● WORK TO COMPLETE:
An unaltered copy of every line below is the expected output.

● MATERIAL PROVIDED:
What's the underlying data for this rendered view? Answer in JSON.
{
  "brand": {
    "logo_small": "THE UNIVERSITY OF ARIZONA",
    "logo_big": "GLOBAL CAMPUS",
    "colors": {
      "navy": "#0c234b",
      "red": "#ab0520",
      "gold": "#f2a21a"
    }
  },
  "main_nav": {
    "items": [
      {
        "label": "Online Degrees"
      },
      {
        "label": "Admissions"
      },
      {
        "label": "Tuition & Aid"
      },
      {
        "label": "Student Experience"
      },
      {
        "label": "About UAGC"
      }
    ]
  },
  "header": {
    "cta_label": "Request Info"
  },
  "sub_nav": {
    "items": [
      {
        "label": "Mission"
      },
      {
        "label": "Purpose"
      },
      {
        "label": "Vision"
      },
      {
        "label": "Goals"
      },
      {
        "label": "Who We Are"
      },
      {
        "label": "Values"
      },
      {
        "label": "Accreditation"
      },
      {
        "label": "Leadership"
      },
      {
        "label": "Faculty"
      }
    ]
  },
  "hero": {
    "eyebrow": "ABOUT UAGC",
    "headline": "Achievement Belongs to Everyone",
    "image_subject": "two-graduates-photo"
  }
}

● EXERCISE OUTPUT:
What's the underlying data for this rendered view? Answer in JSON.
{
  "brand": {
    "logo_small": "THE UNIVERSITY OF ARIZONA",
    "logo_big": "GLOBAL CAMPUS",
    "colors": {
      "navy": "#0c234b",
      "red": "#ab0520",
      "gold": "#f2a21a"
    }
  },
  "main_nav": {
    "items": [
      {
        "label": "Online Degrees"
      },
      {
        "label": "Admissions"
      },
      {
        "label": "Tuition & Aid"
      },
      {
        "label": "Student Experience"
      },
      {
        "label": "About UAGC"
      }
    ]
  },
  "header": {
    "cta_label": "Request Info"
  },
  "sub_nav": {
    "items": [
      {
        "label": "Mission"
      },
      {
        "label": "Purpose"
      },
      {
        "label": "Vision"
      },
      {
        "label": "Goals"
      },
      {
        "label": "Who We Are"
      },
      {
        "label": "Values"
      },
      {
        "label": "Accreditation"
      },
      {
        "label": "Leadership"
      },
      {
        "label": "Faculty"
      }
    ]
  },
  "hero": {
    "eyebrow": "ABOUT UAGC",
    "headline": "Achievement Belongs to Everyone",
    "image_subject": "two-graduates-photo"
  }
}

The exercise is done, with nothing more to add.